Chester Martin Remembers Ann Hoge Kelly And How Her Family Survived WWII

First, a brief introduction: Ann Hoge Kelly has been well known as a n Independent Sales Director with Mary Kay Cosmetics in both Savannah, Ga., and Chattanooga for many years. (She has had one of those famous free Mary Kay cars for 36 years!) Her father, R. Ted Hoge, Sr., died in December, 1948 - at age 48 - while she was still unmarried and in her teens. Her brother, Ted ... (click for more)

Chester Martin Remembers Dr. Hal McAlister, Astronomer

Several years ago Southern California was all ablaze - again. This latest forest fire episode only got my attention because the famed Mt. Wilson Observatory was directly in the flames' path!
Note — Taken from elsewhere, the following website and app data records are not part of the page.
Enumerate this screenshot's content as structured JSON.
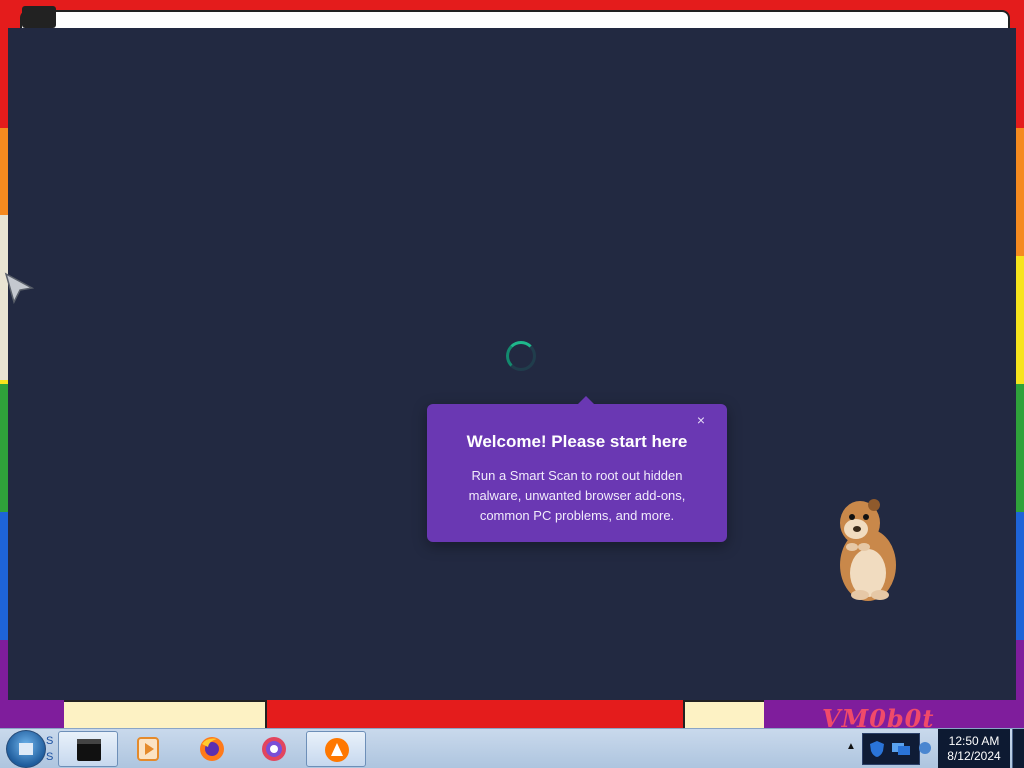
{
  "desktop": {
    "watermark_text": "VM0b0t",
    "start_text": "S S"
  },
  "popup": {
    "title": "Welcome! Please start here",
    "body": "Run a Smart Scan to root out hidden malware, unwanted browser add-ons, common PC problems, and more.",
    "close_label": "×"
  },
  "taskbar": {
    "apps": [
      {
        "name": "terminal-app-icon"
      },
      {
        "name": "media-player-icon"
      },
      {
        "name": "firefox-icon"
      },
      {
        "name": "browser-icon"
      },
      {
        "name": "avast-app-icon"
      }
    ],
    "clock": {
      "time": "12:50 AM",
      "date": "8/12/2024"
    }
  },
  "colors": {
    "app_background": "#222941",
    "popup_background": "#6a38b3",
    "spinner_accent": "#1fb88c"
  }
}
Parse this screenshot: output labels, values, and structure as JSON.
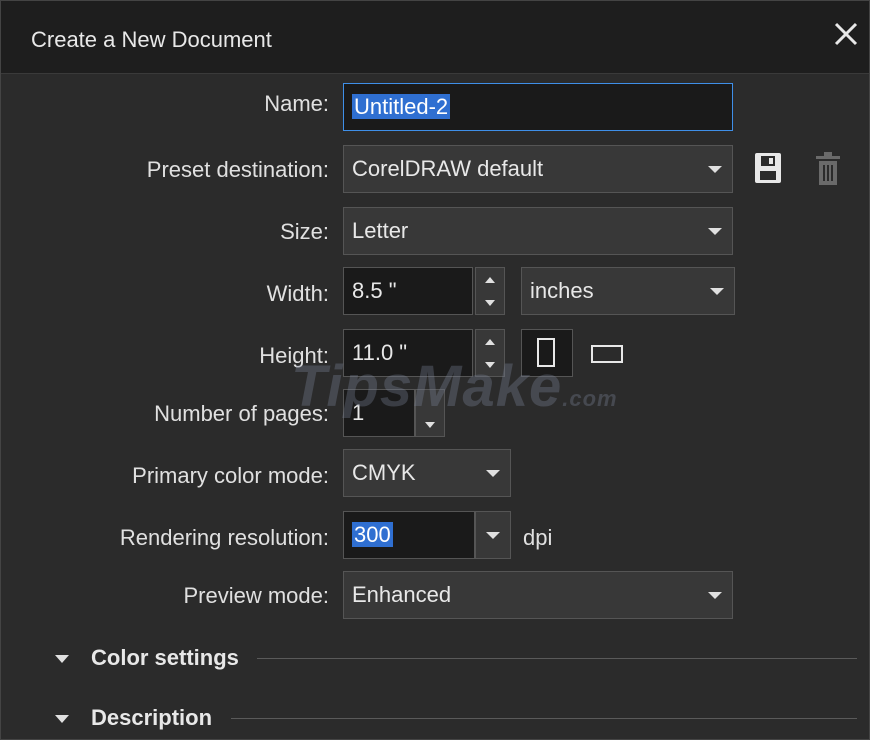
{
  "dialog": {
    "title": "Create a New Document",
    "close_icon": "close-icon"
  },
  "fields": {
    "name": {
      "label": "Name:",
      "value": "Untitled-2"
    },
    "preset": {
      "label": "Preset destination:",
      "value": "CorelDRAW default",
      "save_icon": "save-preset-icon",
      "delete_icon": "delete-preset-icon"
    },
    "size": {
      "label": "Size:",
      "value": "Letter"
    },
    "width": {
      "label": "Width:",
      "value": "8.5 \"",
      "units": "inches"
    },
    "height": {
      "label": "Height:",
      "value": "11.0 \"",
      "orientation": "portrait"
    },
    "pages": {
      "label": "Number of pages:",
      "value": "1"
    },
    "color_mode": {
      "label": "Primary color mode:",
      "value": "CMYK"
    },
    "resolution": {
      "label": "Rendering resolution:",
      "value": "300",
      "unit": "dpi"
    },
    "preview": {
      "label": "Preview mode:",
      "value": "Enhanced"
    }
  },
  "sections": [
    {
      "label": "Color settings"
    },
    {
      "label": "Description"
    }
  ],
  "watermark": {
    "main": "TipsMake",
    "suffix": ".com"
  },
  "colors": {
    "background": "#2b2b2b",
    "titlebar": "#1e1e1e",
    "focus_border": "#3f8fe8",
    "selection": "#2f6fd1"
  }
}
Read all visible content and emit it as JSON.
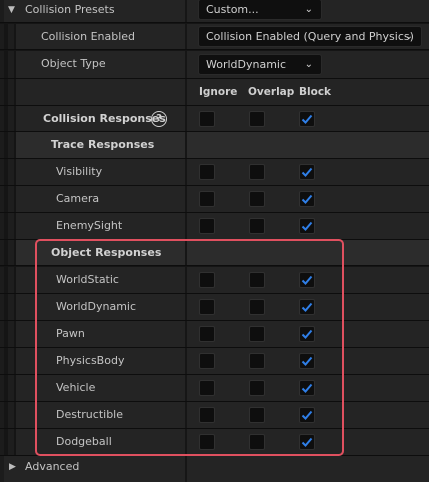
{
  "presets": {
    "label": "Collision Presets",
    "value": "Custom..."
  },
  "enabled": {
    "label": "Collision Enabled",
    "value": "Collision Enabled (Query and Physics)"
  },
  "object_type": {
    "label": "Object Type",
    "value": "WorldDynamic"
  },
  "columns": {
    "ignore": "Ignore",
    "overlap": "Overlap",
    "block": "Block"
  },
  "responses_label": "Collision Responses",
  "help_glyph": "?",
  "trace": {
    "title": "Trace Responses",
    "items": [
      {
        "label": "Visibility",
        "ignore": false,
        "overlap": false,
        "block": true
      },
      {
        "label": "Camera",
        "ignore": false,
        "overlap": false,
        "block": true
      },
      {
        "label": "EnemySight",
        "ignore": false,
        "overlap": false,
        "block": true
      }
    ]
  },
  "object": {
    "title": "Object Responses",
    "items": [
      {
        "label": "WorldStatic",
        "ignore": false,
        "overlap": false,
        "block": true
      },
      {
        "label": "WorldDynamic",
        "ignore": false,
        "overlap": false,
        "block": true
      },
      {
        "label": "Pawn",
        "ignore": false,
        "overlap": false,
        "block": true
      },
      {
        "label": "PhysicsBody",
        "ignore": false,
        "overlap": false,
        "block": true
      },
      {
        "label": "Vehicle",
        "ignore": false,
        "overlap": false,
        "block": true
      },
      {
        "label": "Destructible",
        "ignore": false,
        "overlap": false,
        "block": true
      },
      {
        "label": "Dodgeball",
        "ignore": false,
        "overlap": false,
        "block": true
      }
    ]
  },
  "advanced_label": "Advanced",
  "colors": {
    "check": "#2f7fe8",
    "highlight": "#e0505f"
  }
}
As a one-time amateur astronomer I was immediately caught up in the significance of this story and followed it closely. It was only on the very edge of my memory that I recalled that Dr. Harold ... (click for more)

Spiegel Says Walker County Could Make Payments On $8,705,000 Hutcheson Debt; James Says Letter is Heavy-Handed

Erlanger Health System CEO Kevin Spiegel has written Walker County Commissioner Bebe Heiskell to say that Erlanger would consider taking payments on the $8,705,000 Hutcheson debt. Stuart James, special counsel for Walker County, called the overture "heavy-handed." Walker County earlier offered a $1.3 million "global settlement" that was rejected by Erlanger. Catoosa County ... (click for more)

Customer At East Ridge Gas Station Shoots And Kills Robber; He Had Been Trying To Take Female Clerk With Him

East Ridge Police said a customer at an East Ridge gas station early Thursday morning shot a robber, who was then found by police lying outside the station and was arrested.  The robber has died.  His name is being withheld pending the notification of next of kin. At 1:47 a.m., East Ridge Police responded to 4011 Ringgold Road, the Marathon Service Station, on ... (click for more)

A Disturbing Trend At Exit 11 - And Response (5)

So, am I the first to notice a trend?   How many wrecks does exit 11 need before anyone asks "whats up with that?"  I have lost count of the wrecks that continue to happen, even after last year's awful loss of life (which I believe 51 percent of the blame should fall on the THP officer on duty).  The problem with this section of interstate are sight lines ... (click for more)

Roy Exum: My Garden This July

I can never remember a day in July when my garden, my lawn, my dogwood tree, and my ferns are all wilting for lack of rain. Right now we are more than eight inches under our average rainfall for the first six months and, on this wonderful weekend, those who love firecrackers are urged to keep a pail of water in case a spark could cause a fire. On the other hand, every July 4 th ... (click for more)